iPhone 5S developers denied fingerprint scanner access

Apple’s iPhone fingerprint reader won’t be rolled out to developers in the near future with the consumer market the main focus of the new gadget.

Apple senior VP Phil Schiller confirmed to AllThingsD that the new innovation, which was unveiled at the iPhone 5S launch event in California, won’t be offered to developers as a “means of authentication”. Schiller wouldn’t be draw as to when or if it will be available in the future.

The same publication asked how the fingerprint reader would evolve in future, with CEO Tim Cook saying that “you can probably imagine a lot of [other] uses”. Apple also confirmed it’s not storing any fingerprints on its servers.

Apple’s iPhone 5S is currently the only device that comes with the fingerprint sensor and it’s designed to protect sensitive customer data stored on the device. The sensor, which allows the user to unlock the phone and authenticate iTunes purchases, uses the technology that Apple secured following its $356 million [£225 million] acquisition of mobile security firm AuthenTec.

Some doubt fingerprint scanning technology is reliable enough to use as an authentication method. Andy Kemshall, co-founder of SecurEnvoy, told ITProPortal's Will Dalton that we’re “at least a decade away” from fingerprint scanning, and other methods, being reliable.

The iPhone 5S, which ships on 20 September alongside the affordable iPhone 5C, will cost £549 contract free for the 16GB version.
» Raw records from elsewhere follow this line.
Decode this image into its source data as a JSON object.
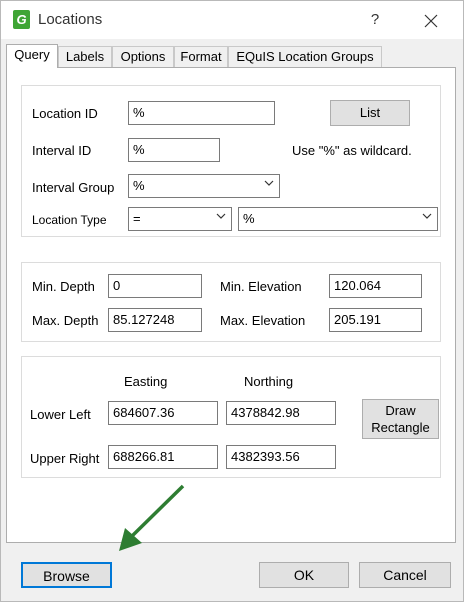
{
  "window": {
    "title": "Locations",
    "help_glyph": "?",
    "close_glyph": "✕",
    "app_icon_glyph": "G"
  },
  "tabs": [
    {
      "label": "Query"
    },
    {
      "label": "Labels"
    },
    {
      "label": "Options"
    },
    {
      "label": "Format"
    },
    {
      "label": "EQuIS Location Groups"
    }
  ],
  "query": {
    "location_id_label": "Location ID",
    "location_id_value": "%",
    "list_button": "List",
    "interval_id_label": "Interval ID",
    "interval_id_value": "%",
    "wildcard_hint": "Use \"%\" as wildcard.",
    "interval_group_label": "Interval Group",
    "interval_group_value": "%",
    "location_type_label": "Location Type",
    "location_type_operator": "=",
    "location_type_value": "%"
  },
  "depth": {
    "min_depth_label": "Min. Depth",
    "min_depth_value": "0",
    "max_depth_label": "Max. Depth",
    "max_depth_value": "85.127248",
    "min_elev_label": "Min. Elevation",
    "min_elev_value": "120.064",
    "max_elev_label": "Max. Elevation",
    "max_elev_value": "205.191"
  },
  "extent": {
    "easting_label": "Easting",
    "northing_label": "Northing",
    "lower_left_label": "Lower Left",
    "lower_left_easting": "684607.36",
    "lower_left_northing": "4378842.98",
    "upper_right_label": "Upper Right",
    "upper_right_easting": "688266.81",
    "upper_right_northing": "4382393.56",
    "draw_rectangle_button": "Draw Rectangle"
  },
  "footer": {
    "browse_button": "Browse",
    "ok_button": "OK",
    "cancel_button": "Cancel"
  },
  "colors": {
    "annotation_arrow": "#2e7d32",
    "app_icon": "#3fa535",
    "focus_border": "#0078d7"
  }
}
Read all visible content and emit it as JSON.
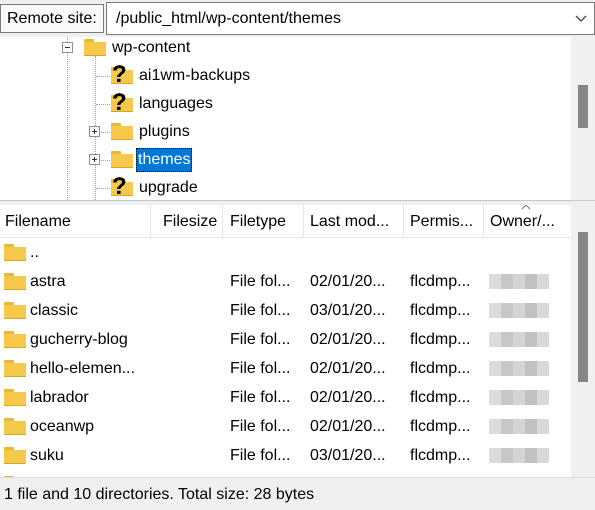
{
  "remote_site": {
    "label": "Remote site:",
    "path": "/public_html/wp-content/themes"
  },
  "tree": {
    "items": [
      {
        "label": "wp-content",
        "icon": "folder-icon",
        "expander": "minus"
      },
      {
        "label": "ai1wm-backups",
        "icon": "unknown-folder-icon",
        "expander": "none"
      },
      {
        "label": "languages",
        "icon": "unknown-folder-icon",
        "expander": "none"
      },
      {
        "label": "plugins",
        "icon": "folder-icon",
        "expander": "plus"
      },
      {
        "label": "themes",
        "icon": "folder-icon",
        "expander": "plus",
        "selected": true
      },
      {
        "label": "upgrade",
        "icon": "unknown-folder-icon",
        "expander": "none"
      }
    ]
  },
  "file_list": {
    "columns": [
      "Filename",
      "Filesize",
      "Filetype",
      "Last mod...",
      "Permis...",
      "Owner/..."
    ],
    "rows": [
      {
        "name": "..",
        "size": "",
        "type": "",
        "modified": "",
        "perms": "",
        "owner": ""
      },
      {
        "name": "astra",
        "size": "",
        "type": "File fol...",
        "modified": "02/01/20...",
        "perms": "flcdmp...",
        "owner": ""
      },
      {
        "name": "classic",
        "size": "",
        "type": "File fol...",
        "modified": "03/01/20...",
        "perms": "flcdmp...",
        "owner": ""
      },
      {
        "name": "gucherry-blog",
        "size": "",
        "type": "File fol...",
        "modified": "02/01/20...",
        "perms": "flcdmp...",
        "owner": ""
      },
      {
        "name": "hello-elemen...",
        "size": "",
        "type": "File fol...",
        "modified": "02/01/20...",
        "perms": "flcdmp...",
        "owner": ""
      },
      {
        "name": "labrador",
        "size": "",
        "type": "File fol...",
        "modified": "02/01/20...",
        "perms": "flcdmp...",
        "owner": ""
      },
      {
        "name": "oceanwp",
        "size": "",
        "type": "File fol...",
        "modified": "02/01/20...",
        "perms": "flcdmp...",
        "owner": ""
      },
      {
        "name": "suku",
        "size": "",
        "type": "File fol...",
        "modified": "03/01/20...",
        "perms": "flcdmp...",
        "owner": ""
      }
    ]
  },
  "status": {
    "text": "1 file and 10 directories. Total size: 28 bytes"
  },
  "colors": {
    "selection": "#0078d7",
    "folder": "#f7c94a",
    "scroll_thumb": "#858585"
  }
}
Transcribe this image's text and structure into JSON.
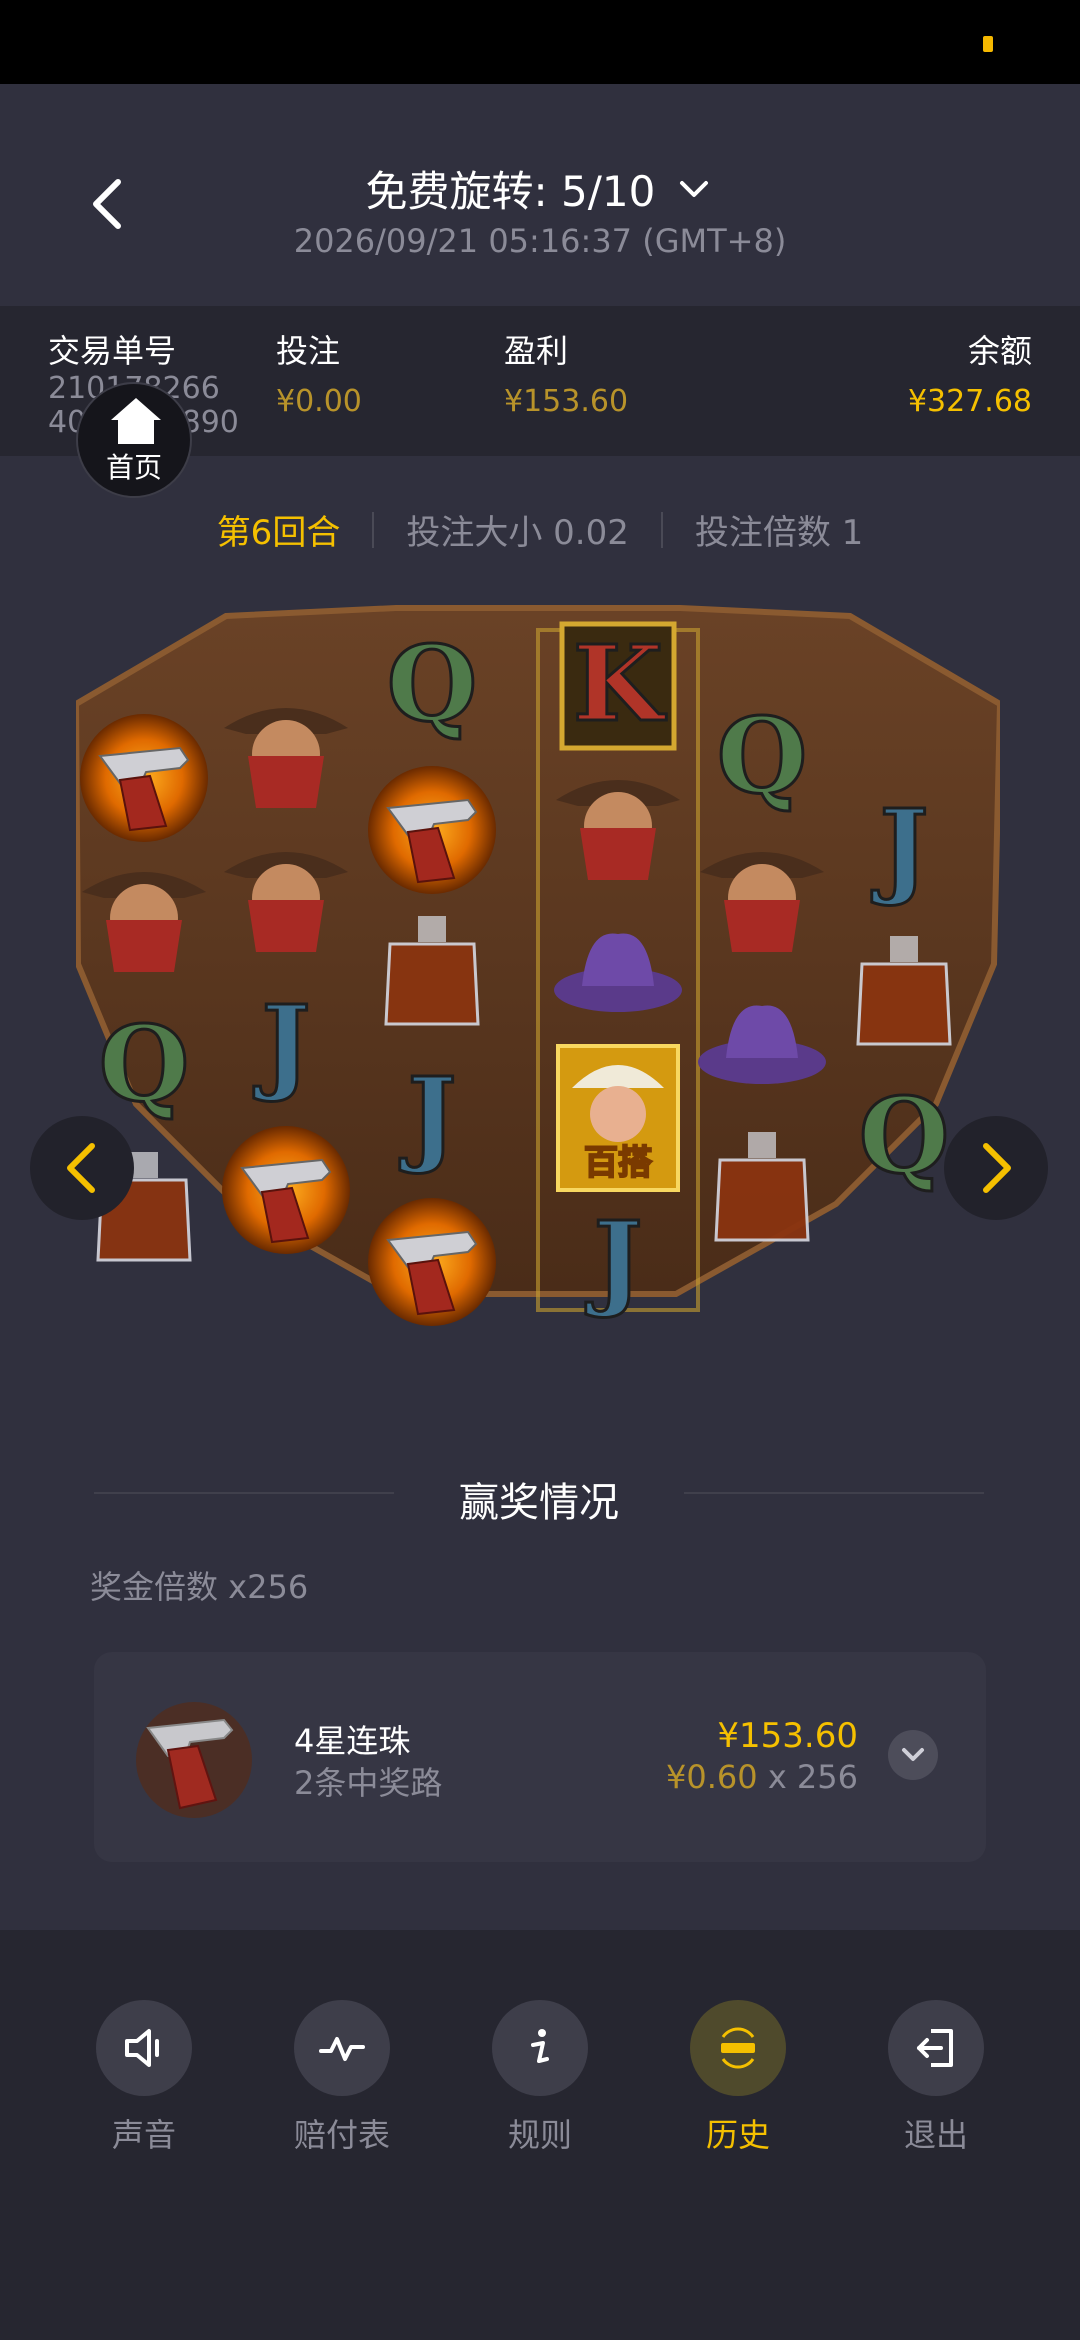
{
  "header": {
    "title": "免费旋转: 5/10",
    "datetime": "2026/09/21 05:16:37 (GMT+8)"
  },
  "info": {
    "order_label": "交易单号",
    "order_line1": "210178266",
    "order_line2": "4064547890",
    "bet_label": "投注",
    "bet_value": "¥0.00",
    "profit_label": "盈利",
    "profit_value": "¥153.60",
    "balance_label": "余额",
    "balance_value": "¥327.68"
  },
  "home": {
    "label": "首页"
  },
  "round": {
    "round_label": "第6回合",
    "bet_size": "投注大小 0.02",
    "bet_multiplier": "投注倍数 1"
  },
  "board": {
    "wild_text": "百搭",
    "reels": [
      [
        "revolver",
        "bandit",
        "Q",
        "whiskey"
      ],
      [
        "bandit",
        "bandit",
        "J",
        "revolver"
      ],
      [
        "Q",
        "revolver",
        "whiskey",
        "J",
        "revolver"
      ],
      [
        "K",
        "bandit",
        "purple-hat",
        "wild-sheriff",
        "J"
      ],
      [
        "Q",
        "bandit",
        "purple-hat",
        "whiskey"
      ],
      [
        "J",
        "whiskey",
        "Q"
      ]
    ]
  },
  "win": {
    "section_title": "赢奖情况",
    "multiplier_label": "奖金倍数 x256",
    "symbol_icon": "revolver-icon",
    "name": "4星连珠",
    "ways": "2条中奖路",
    "amount": "¥153.60",
    "unit_value": "¥0.60",
    "times": " x 256"
  },
  "tabs": [
    {
      "label": "声音",
      "icon": "speaker-icon"
    },
    {
      "label": "赔付表",
      "icon": "paytable-icon"
    },
    {
      "label": "规则",
      "icon": "info-icon"
    },
    {
      "label": "历史",
      "icon": "history-icon",
      "active": true
    },
    {
      "label": "退出",
      "icon": "exit-icon"
    }
  ],
  "colors": {
    "accent": "#f5c000",
    "background": "#30303e",
    "panel": "#262630"
  }
}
It comes in three colours – gold, silver, and “Space Grey” – with a small glut of new features including an A7 chipset [built on 64-bit architecture], an upgraded 8-megapixel camera with an improved f/2.2 aperture. The screen is the same 4in retina-display that was present on the iPhone 4S with the size also staying the same.

Apple makes the bold claim the device has the best iPhone battery to date with 10 hours talk time on 3G networks, 10 hours web browsing on Wi-Fi and LTE, eight hours Internet browsing on 3G, 10 hours video playback and 40 hours of audio playback.